The reinsurer’s combined ratio in property and casualty reinsurance increased to 99.5%
Hannover Re posted a quarterly profit of €264m in the first three months and confirms its full-year earnings guidance.
This was despite sizeable natural catastrophe claims, further pandemic-related losses in life and health reinsurance and additional strengthening of provisions for possible losses resulting from the war in Ukraine.
“While we are all appalled by the suffering that Russia has unleashed in its war on Ukraine, it is not yet possible to put a concrete figure on the economic impact at this point in time,” said Jean-Jacques Henchoz, chief executive officer of Hannover Re.
“Along with the potential implications of the war in Ukraine, we faced numerous natural catastrophes and further pandemic-related strains in life and health reinsurance in the first three months of the year.
Gross written premiums grew by 26% as of the end of March to €7.1 billion (up from €5.7 billion in the prior year quarter).
The combined ratio in property and casualty reinsurance increased to 99.5% (up from 96.2% in Q1 2021), exceeding the target level of no more than 96%.
Rates stand firm at renewals
The reinsurer said it “was satisfied overall” with the renewal of its property and casualty reinsurance portfolio as of 1 January 2022. 62% of the treaties in traditional property and casualty reinsurance were renegotiated on this date.
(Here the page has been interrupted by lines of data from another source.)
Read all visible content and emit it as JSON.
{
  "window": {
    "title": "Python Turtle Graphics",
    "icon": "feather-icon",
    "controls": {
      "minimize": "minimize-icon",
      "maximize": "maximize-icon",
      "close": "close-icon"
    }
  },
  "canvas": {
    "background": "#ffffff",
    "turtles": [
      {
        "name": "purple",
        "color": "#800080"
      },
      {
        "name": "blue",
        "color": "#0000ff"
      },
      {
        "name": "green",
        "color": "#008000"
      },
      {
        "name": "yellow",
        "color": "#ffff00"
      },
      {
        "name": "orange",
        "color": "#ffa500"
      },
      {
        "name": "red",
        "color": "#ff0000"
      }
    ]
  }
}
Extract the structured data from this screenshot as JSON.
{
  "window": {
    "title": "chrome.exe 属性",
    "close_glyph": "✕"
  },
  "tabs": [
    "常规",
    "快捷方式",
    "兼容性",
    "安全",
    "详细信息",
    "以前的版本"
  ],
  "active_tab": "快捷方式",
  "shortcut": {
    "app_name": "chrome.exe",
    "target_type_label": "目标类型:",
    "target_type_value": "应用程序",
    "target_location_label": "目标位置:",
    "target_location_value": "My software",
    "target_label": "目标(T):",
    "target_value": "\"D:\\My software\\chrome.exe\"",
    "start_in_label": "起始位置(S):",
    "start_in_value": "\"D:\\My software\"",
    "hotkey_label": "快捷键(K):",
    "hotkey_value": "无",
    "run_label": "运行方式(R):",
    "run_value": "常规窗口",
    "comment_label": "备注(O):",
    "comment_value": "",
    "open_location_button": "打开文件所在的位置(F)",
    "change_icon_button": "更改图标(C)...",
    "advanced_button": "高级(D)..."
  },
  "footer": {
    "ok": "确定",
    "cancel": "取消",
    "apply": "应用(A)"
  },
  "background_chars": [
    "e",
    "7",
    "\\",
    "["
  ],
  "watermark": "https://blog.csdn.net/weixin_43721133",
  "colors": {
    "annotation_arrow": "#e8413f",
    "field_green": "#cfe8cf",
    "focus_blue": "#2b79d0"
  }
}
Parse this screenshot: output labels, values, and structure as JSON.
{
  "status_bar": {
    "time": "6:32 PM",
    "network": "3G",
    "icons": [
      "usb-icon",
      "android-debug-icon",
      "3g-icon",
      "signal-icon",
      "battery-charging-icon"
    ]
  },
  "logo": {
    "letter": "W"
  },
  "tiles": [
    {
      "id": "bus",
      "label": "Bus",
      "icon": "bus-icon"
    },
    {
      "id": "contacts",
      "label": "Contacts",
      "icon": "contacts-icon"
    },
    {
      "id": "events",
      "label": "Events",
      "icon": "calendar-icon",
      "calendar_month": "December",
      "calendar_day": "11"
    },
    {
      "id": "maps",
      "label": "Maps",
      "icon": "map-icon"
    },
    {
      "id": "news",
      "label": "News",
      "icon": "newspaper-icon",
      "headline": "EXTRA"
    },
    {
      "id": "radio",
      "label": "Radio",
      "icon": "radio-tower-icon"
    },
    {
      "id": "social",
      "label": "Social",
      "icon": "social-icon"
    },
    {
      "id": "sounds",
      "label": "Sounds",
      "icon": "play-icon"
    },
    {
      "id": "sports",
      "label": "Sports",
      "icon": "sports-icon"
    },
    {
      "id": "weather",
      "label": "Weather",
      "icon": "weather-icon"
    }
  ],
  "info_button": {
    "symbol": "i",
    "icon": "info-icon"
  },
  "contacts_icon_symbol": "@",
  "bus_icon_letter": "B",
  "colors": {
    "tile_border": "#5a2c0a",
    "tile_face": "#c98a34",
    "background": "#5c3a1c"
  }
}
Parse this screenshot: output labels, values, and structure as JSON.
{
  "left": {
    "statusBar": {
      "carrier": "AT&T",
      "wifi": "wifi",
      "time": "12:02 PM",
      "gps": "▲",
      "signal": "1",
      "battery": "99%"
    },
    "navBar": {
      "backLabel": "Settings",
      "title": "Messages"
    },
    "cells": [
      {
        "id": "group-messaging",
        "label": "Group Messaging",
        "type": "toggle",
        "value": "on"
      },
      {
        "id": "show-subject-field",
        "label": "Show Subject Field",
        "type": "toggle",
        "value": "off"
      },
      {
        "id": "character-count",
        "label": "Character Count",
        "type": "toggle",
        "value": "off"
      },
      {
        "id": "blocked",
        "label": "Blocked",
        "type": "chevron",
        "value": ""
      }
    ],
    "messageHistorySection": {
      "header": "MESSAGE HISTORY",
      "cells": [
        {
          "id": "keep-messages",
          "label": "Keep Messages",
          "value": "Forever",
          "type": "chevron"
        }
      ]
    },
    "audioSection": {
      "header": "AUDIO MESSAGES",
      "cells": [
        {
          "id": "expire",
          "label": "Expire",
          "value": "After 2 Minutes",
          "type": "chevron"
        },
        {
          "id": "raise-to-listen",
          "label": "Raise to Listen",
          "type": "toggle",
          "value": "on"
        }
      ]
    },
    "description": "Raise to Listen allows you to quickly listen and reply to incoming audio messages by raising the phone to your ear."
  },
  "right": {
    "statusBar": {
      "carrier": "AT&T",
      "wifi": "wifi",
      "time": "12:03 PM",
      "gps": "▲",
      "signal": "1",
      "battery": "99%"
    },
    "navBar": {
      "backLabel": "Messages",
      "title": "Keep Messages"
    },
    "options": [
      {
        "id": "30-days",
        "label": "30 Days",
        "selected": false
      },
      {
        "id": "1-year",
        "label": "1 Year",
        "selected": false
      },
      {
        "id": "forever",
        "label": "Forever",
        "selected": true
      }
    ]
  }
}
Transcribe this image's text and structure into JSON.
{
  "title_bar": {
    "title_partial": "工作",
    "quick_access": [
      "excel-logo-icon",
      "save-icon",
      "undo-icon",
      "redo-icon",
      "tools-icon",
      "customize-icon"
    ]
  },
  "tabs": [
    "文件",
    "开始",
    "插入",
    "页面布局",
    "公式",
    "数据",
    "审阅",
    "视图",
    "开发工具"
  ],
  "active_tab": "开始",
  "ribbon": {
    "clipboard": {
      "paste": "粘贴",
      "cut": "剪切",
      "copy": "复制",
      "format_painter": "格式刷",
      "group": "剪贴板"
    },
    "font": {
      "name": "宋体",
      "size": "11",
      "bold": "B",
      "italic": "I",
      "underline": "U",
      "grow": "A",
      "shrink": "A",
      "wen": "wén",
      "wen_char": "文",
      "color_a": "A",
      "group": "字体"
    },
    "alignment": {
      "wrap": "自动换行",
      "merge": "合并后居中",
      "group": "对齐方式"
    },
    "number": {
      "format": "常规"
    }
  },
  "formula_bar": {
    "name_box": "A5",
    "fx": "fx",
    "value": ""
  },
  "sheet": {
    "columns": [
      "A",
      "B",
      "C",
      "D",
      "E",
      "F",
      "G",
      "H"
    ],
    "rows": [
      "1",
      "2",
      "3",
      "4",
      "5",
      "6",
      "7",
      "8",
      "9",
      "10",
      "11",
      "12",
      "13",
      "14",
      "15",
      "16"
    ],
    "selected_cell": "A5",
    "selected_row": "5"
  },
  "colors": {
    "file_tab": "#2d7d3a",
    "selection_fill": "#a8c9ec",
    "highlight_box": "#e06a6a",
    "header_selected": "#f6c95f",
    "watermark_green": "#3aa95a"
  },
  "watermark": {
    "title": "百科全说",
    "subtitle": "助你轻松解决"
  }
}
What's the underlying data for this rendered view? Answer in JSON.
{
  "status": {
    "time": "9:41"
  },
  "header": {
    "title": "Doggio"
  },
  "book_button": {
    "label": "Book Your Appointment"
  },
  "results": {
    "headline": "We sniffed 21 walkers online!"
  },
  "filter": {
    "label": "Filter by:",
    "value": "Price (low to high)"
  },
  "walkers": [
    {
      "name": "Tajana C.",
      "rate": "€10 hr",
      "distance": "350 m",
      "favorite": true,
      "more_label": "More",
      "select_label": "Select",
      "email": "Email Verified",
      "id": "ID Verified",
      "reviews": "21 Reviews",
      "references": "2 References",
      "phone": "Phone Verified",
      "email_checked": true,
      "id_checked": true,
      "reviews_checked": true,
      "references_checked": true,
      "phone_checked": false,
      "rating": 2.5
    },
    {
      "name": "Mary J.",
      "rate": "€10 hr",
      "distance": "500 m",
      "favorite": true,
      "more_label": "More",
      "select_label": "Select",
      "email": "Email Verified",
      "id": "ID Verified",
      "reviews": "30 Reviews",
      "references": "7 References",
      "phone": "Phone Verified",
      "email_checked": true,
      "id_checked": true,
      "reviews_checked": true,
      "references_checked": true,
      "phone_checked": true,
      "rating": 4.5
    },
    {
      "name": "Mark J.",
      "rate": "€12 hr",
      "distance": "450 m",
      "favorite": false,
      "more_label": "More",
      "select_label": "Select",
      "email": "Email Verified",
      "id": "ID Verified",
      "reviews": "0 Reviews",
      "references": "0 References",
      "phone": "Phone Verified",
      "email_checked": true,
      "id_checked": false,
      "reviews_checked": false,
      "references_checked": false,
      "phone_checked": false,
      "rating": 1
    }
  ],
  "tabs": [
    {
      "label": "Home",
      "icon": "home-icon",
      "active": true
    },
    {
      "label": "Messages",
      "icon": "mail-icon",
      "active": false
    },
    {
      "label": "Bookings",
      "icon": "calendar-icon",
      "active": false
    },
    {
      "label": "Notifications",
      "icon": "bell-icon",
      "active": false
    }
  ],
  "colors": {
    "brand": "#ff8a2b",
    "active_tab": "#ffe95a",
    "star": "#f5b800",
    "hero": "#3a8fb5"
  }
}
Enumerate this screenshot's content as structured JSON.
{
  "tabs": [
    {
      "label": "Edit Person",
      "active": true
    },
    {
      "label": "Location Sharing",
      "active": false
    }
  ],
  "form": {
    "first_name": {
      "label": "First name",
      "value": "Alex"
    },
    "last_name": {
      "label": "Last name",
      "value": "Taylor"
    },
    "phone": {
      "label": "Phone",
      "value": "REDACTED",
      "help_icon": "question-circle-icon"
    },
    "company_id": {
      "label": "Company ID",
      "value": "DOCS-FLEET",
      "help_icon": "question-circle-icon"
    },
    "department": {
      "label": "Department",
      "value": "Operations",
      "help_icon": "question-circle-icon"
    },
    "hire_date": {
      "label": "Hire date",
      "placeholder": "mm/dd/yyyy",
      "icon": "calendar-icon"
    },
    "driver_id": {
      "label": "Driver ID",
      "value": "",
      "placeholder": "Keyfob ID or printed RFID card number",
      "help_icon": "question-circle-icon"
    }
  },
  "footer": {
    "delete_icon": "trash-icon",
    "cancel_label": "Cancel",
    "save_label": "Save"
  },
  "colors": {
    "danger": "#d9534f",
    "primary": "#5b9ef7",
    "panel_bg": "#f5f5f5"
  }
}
The inflation- and risk-adjusted price increase amounted to 4.1%, with the biggest gains recorded in Europe.
Meanwhile, premium volume increased by 17.4% at 1 April. The inflation- and risk-adjusted price increase for the renewed business amounted to 3.7%.
At a Group level Hannover Re continues to expect that net income of €1.4 billion to €1.5 billion will be generated for the 2022 financial year.
Guidance for 2022 confirmed
It is still too soon to put a definitive figure on losses for global insurance and reinsurance markets resulting from the war in Ukraine. Hannover Re has temporarily stopped writing new risks or renewal of treaties with clients in Russia and Belarus until further notice.
“Even though it will take some time before the impact of the war on insurers and reinsurers can be precisely quantified, we have taken the precaution of establishing additional provisions in the first quarter,” Henchoz said.
“Despite all the uncertainties, I remain confident that we can achieve the goals we have set ourselves for the full year thanks to our considerable resilience and robust profitability.”
This assumes that major loss expenditure does not materially exceed the budgeted level of €1.4 billion, the COVID-19 pandemic does not have a significant unexpected impact on the result in life and health reinsurance and no unforeseen developments occur in capital markets. The return on investment should reach at least 2.3%.